Place four saucepans on medium heat and divide the mixture between them. Break two eggs into each pan, pouring into gaps in the mixture. Sprinkle with salt, cover and cook very gently for 10-12 minutes, until the egg just sets. Sprinkle with coriander and serve with chunky white bread.
I had the weekend to myself and decided to treat it as a relaxing weekend to rest and unwind. In reality this resulting in spoiling myself with some amazing foods- steak, dark salted chocolate, olives and even pancakes for breakfast… Whoever said eating for one is depressing, has obviously never met me before.
I like making pancakes every now and then on the weekends but I usually try and keep them relatively healthy (as much as pancakes can be healthy I suppose). This weekend I decided to try and make some chocolate pancakes and these turned out really well. I used buckwheat and oats in place of flour and they had a lovely texture. If you don’t like buckwheat or are just not bothered trying to give your pancakes a healthy slant, you can just use plain flour. As the cocoa used is unsweetened, you could add some honey if you liked for your sugar rush.
These are so easy to make and take no time at all to whip up (about 10 minutes from start to finish!). Give them a go and rid yourself of your pancake guilt!
Ingredients (serves 2):
1/2 cup oats
1/2 cup buckwheat (or other flour)
1/2 tsp baking powder
1 cup milk
2 level tbsp cocoa (you could use raw cocao for extra health freak brownie points)
Flaked toasted almonds
Peanut butter (optional)
Whisk together the oats, flour, baking powder, cocoa, milk and egg in a mixing bowl. You want a custard like consistency so you might not need all the milk.
Pop a non-stick frying pan on a medium high heat. Add a little oil (I used coconut oil but you can use any mild tasting oil… not olive oil!), then spoon a ladle of batter onto the pan. You should be able to fit about 3 on the pan at a time.
After a minute or two bubbles will start appearing at the top of the pancake, this means it’s time to flip them over. Fry for another 2 minutes.

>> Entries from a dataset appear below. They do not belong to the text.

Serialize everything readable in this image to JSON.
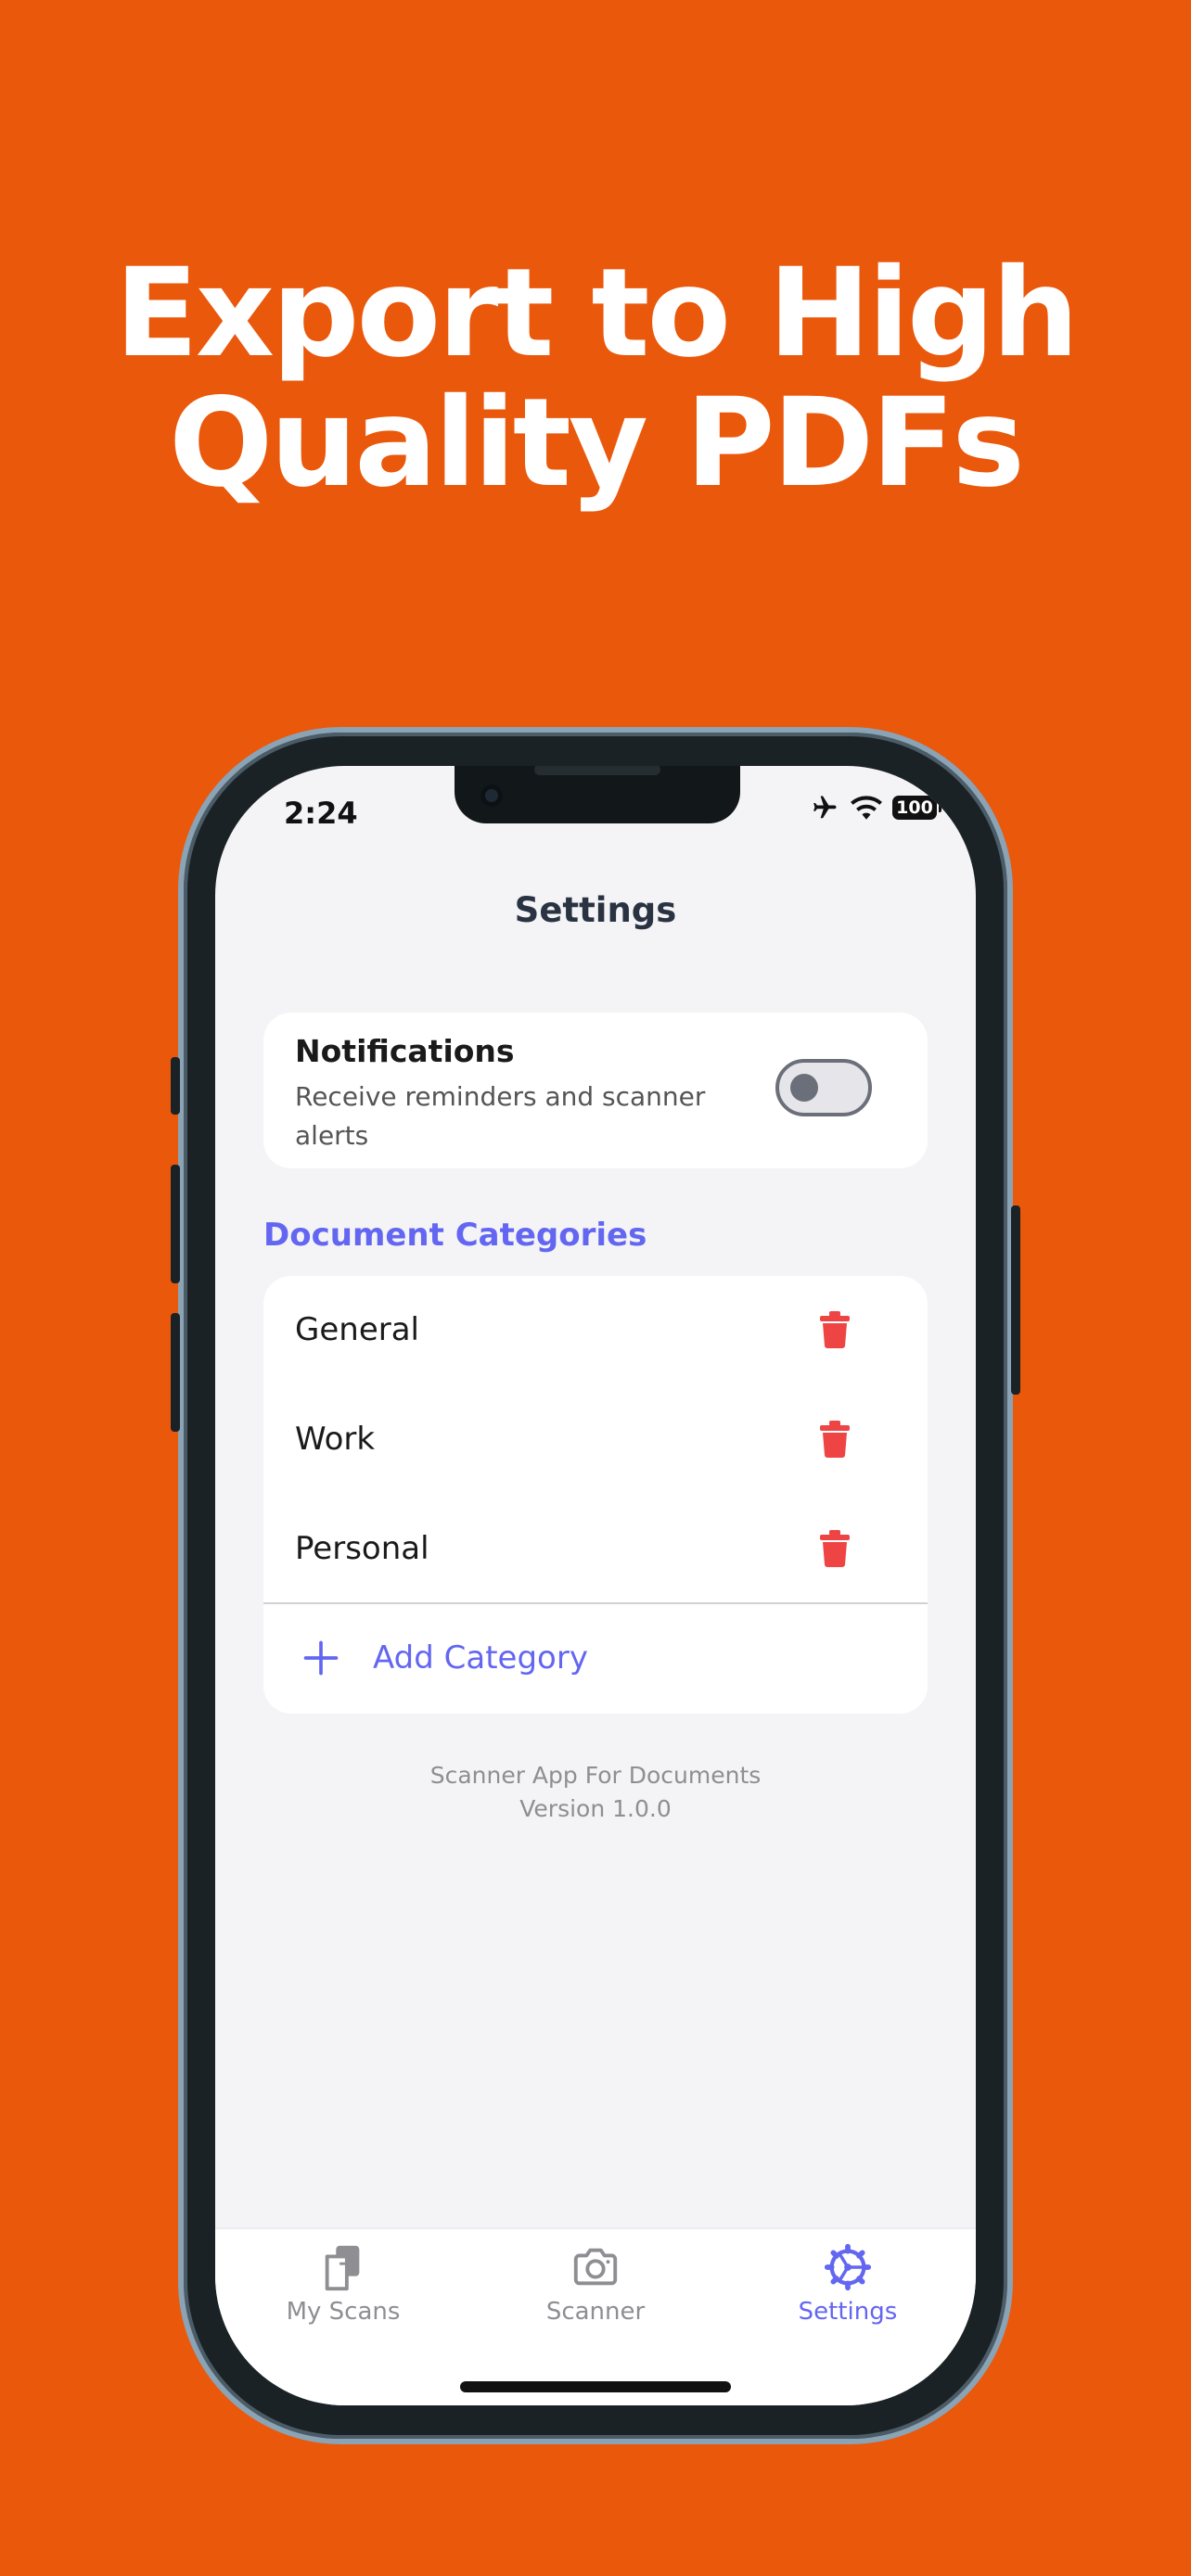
{
  "headline": {
    "line1": "Export to High",
    "line2": "Quality PDFs"
  },
  "status_bar": {
    "time": "2:24",
    "battery": "100"
  },
  "nav": {
    "title": "Settings"
  },
  "notifications": {
    "title": "Notifications",
    "description": "Receive reminders and scanner alerts",
    "enabled": false
  },
  "categories": {
    "header": "Document Categories",
    "items": [
      {
        "label": "General"
      },
      {
        "label": "Work"
      },
      {
        "label": "Personal"
      }
    ],
    "add_label": "Add Category"
  },
  "footer": {
    "app_name": "Scanner App For Documents",
    "version": "Version 1.0.0"
  },
  "tabs": [
    {
      "label": "My Scans",
      "icon": "document-stack-icon",
      "active": false
    },
    {
      "label": "Scanner",
      "icon": "camera-icon",
      "active": false
    },
    {
      "label": "Settings",
      "icon": "gear-icon",
      "active": true
    }
  ],
  "colors": {
    "background": "#EA580C",
    "accent": "#6366F1",
    "danger": "#EF4444",
    "screen_bg": "#F4F4F6"
  }
}
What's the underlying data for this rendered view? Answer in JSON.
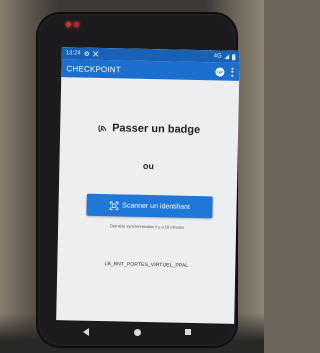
{
  "status_bar": {
    "time": "13:24",
    "left_icons": [
      "gear-icon",
      "tools-icon"
    ],
    "right_text": "4G",
    "right_icons": [
      "signal-icon",
      "battery-icon"
    ]
  },
  "app_bar": {
    "title": "CHECKPOINT",
    "avatar_initials": "GP",
    "overflow_icon": "more-vert-icon"
  },
  "main": {
    "badge_icon": "nfc-icon",
    "badge_title": "Passer un badge",
    "separator": "ou",
    "scan_button_icon": "qr-scan-icon",
    "scan_button_label": "Scanner un identifiant",
    "last_sync": "Dernière synchronisation il y a 18 minutes",
    "checkpoint_id": "LB_BNT_PORTES_VIRTUEL_PPAL"
  },
  "nav_bar": {
    "icons": [
      "back-icon",
      "home-icon",
      "recents-icon"
    ]
  },
  "colors": {
    "app_bar": "#1c6fcf",
    "status_bar": "#1762b6",
    "button": "#1f78d8",
    "screen_bg": "#edeeef",
    "device": "#1b1b1d"
  }
}
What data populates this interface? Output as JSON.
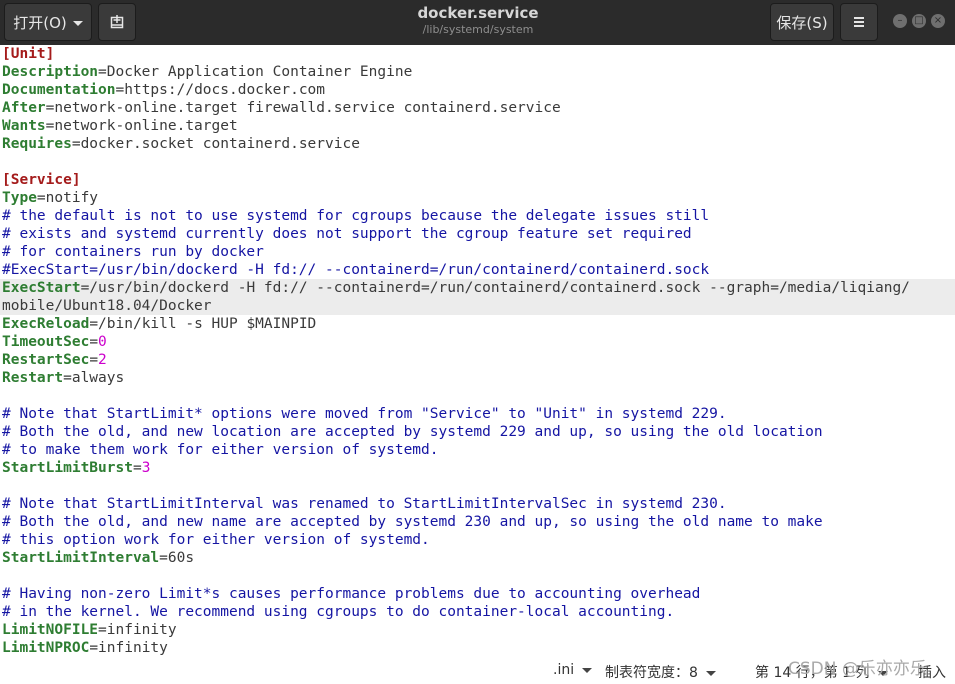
{
  "header": {
    "open_label": "打开(O)",
    "title": "docker.service",
    "subtitle": "/lib/systemd/system",
    "save_label": "保存(S)",
    "newdoc_icon": "new-document-icon",
    "menu_icon": "hamburger-menu-icon"
  },
  "editor": {
    "lines": [
      {
        "sec": "[Unit]"
      },
      {
        "key": "Description",
        "val": "=Docker Application Container Engine"
      },
      {
        "key": "Documentation",
        "val": "=https://docs.docker.com"
      },
      {
        "key": "After",
        "val": "=network-online.target firewalld.service containerd.service"
      },
      {
        "key": "Wants",
        "val": "=network-online.target"
      },
      {
        "key": "Requires",
        "val": "=docker.socket containerd.service"
      },
      {
        "blank": ""
      },
      {
        "sec": "[Service]"
      },
      {
        "key": "Type",
        "val": "=notify"
      },
      {
        "cmt": "# the default is not to use systemd for cgroups because the delegate issues still"
      },
      {
        "cmt": "# exists and systemd currently does not support the cgroup feature set required"
      },
      {
        "cmt": "# for containers run by docker"
      },
      {
        "cmt": "#ExecStart=/usr/bin/dockerd -H fd:// --containerd=/run/containerd/containerd.sock"
      },
      {
        "key": "ExecStart",
        "val": "=/usr/bin/dockerd -H fd:// --containerd=/run/containerd/containerd.sock --graph=/media/liqiang/",
        "current": true
      },
      {
        "val_only": "mobile/Ubunt18.04/Docker",
        "current": true
      },
      {
        "key": "ExecReload",
        "val": "=/bin/kill -s HUP $MAINPID"
      },
      {
        "key": "TimeoutSec",
        "eq": "=",
        "num": "0"
      },
      {
        "key": "RestartSec",
        "eq": "=",
        "num": "2"
      },
      {
        "key": "Restart",
        "val": "=always"
      },
      {
        "blank": ""
      },
      {
        "cmt": "# Note that StartLimit* options were moved from \"Service\" to \"Unit\" in systemd 229."
      },
      {
        "cmt": "# Both the old, and new location are accepted by systemd 229 and up, so using the old location"
      },
      {
        "cmt": "# to make them work for either version of systemd."
      },
      {
        "key": "StartLimitBurst",
        "eq": "=",
        "num": "3"
      },
      {
        "blank": ""
      },
      {
        "cmt": "# Note that StartLimitInterval was renamed to StartLimitIntervalSec in systemd 230."
      },
      {
        "cmt": "# Both the old, and new name are accepted by systemd 230 and up, so using the old name to make"
      },
      {
        "cmt": "# this option work for either version of systemd."
      },
      {
        "key": "StartLimitInterval",
        "val": "=60s"
      },
      {
        "blank": ""
      },
      {
        "cmt": "# Having non-zero Limit*s causes performance problems due to accounting overhead"
      },
      {
        "cmt": "# in the kernel. We recommend using cgroups to do container-local accounting."
      },
      {
        "key": "LimitNOFILE",
        "val": "=infinity"
      },
      {
        "key": "LimitNPROC",
        "val": "=infinity"
      }
    ]
  },
  "statusbar": {
    "language": ".ini",
    "tab_width": "制表符宽度：8",
    "position": "第 14 行，第 1 列",
    "insert_mode": "插入"
  },
  "watermark": "CSDN @乐亦亦乐",
  "colors": {
    "section": "#a41b1b",
    "key": "#2e7d32",
    "comment": "#1515a3",
    "number": "#cc00cc",
    "header_bg": "#2b2b2b",
    "current_line": "#ececec"
  }
}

Stack ‘em high and if you like peanut butter and have it handy, I like to smear a little between the layers of pancakes. Serve with banana, yoghurt, toasted flaked almonds. You can also add a spoon of honey if you need your sugar hit.